Aim of the exercise
Going through the data below, copy out each line where the word "message" shows up.

Website and app data records
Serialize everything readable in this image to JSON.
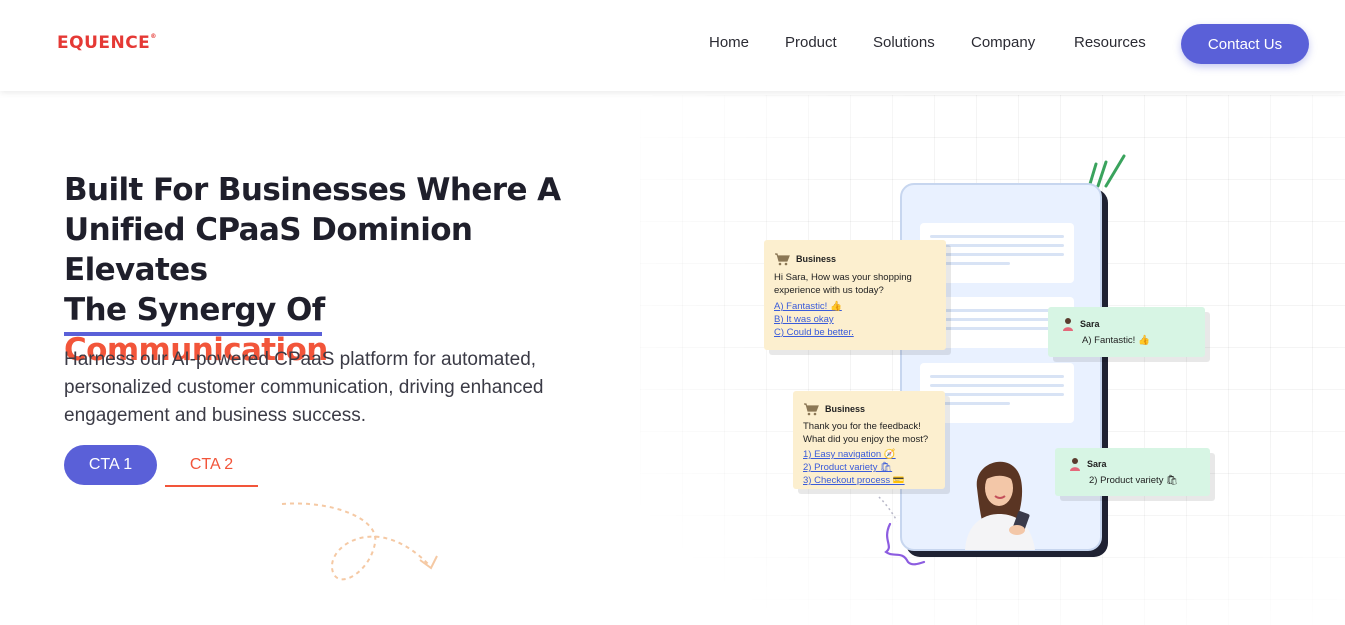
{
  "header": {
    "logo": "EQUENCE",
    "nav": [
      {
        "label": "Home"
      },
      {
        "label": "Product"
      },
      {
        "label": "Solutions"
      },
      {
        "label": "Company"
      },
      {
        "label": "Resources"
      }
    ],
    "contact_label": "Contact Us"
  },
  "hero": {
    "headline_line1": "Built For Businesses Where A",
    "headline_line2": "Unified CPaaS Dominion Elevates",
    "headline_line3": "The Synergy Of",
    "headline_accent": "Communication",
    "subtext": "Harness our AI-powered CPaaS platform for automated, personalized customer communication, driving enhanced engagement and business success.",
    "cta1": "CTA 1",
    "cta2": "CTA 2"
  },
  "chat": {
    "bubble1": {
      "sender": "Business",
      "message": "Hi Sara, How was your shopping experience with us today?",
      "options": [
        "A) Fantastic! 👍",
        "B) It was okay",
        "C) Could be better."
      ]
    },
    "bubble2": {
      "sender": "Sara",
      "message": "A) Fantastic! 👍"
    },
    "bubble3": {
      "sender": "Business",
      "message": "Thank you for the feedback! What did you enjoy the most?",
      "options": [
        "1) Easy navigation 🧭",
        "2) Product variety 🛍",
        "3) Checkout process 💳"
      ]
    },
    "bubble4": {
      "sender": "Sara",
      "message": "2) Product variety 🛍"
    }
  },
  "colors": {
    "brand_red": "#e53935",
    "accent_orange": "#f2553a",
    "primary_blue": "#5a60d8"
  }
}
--
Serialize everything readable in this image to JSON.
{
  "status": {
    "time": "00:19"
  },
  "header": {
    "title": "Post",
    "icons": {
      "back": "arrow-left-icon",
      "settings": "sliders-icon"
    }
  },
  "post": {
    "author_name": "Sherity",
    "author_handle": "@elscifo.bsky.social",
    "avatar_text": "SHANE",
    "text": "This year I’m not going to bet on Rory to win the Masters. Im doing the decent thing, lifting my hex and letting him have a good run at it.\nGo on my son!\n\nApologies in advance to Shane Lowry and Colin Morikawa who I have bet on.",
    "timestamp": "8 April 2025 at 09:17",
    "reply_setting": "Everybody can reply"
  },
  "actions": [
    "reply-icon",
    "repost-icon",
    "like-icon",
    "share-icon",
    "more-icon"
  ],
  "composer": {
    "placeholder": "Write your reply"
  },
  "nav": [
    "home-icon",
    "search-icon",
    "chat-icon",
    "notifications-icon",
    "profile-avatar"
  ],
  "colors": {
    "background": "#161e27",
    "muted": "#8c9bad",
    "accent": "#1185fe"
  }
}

Exercise result
      "message": "Hi Sara, How was your shopping experience with us today?",
      "message": "A) Fantastic! 👍"
      "message": "Thank you for the feedback! What did you enjoy the most?",
      "message": "2) Product variety 🛍"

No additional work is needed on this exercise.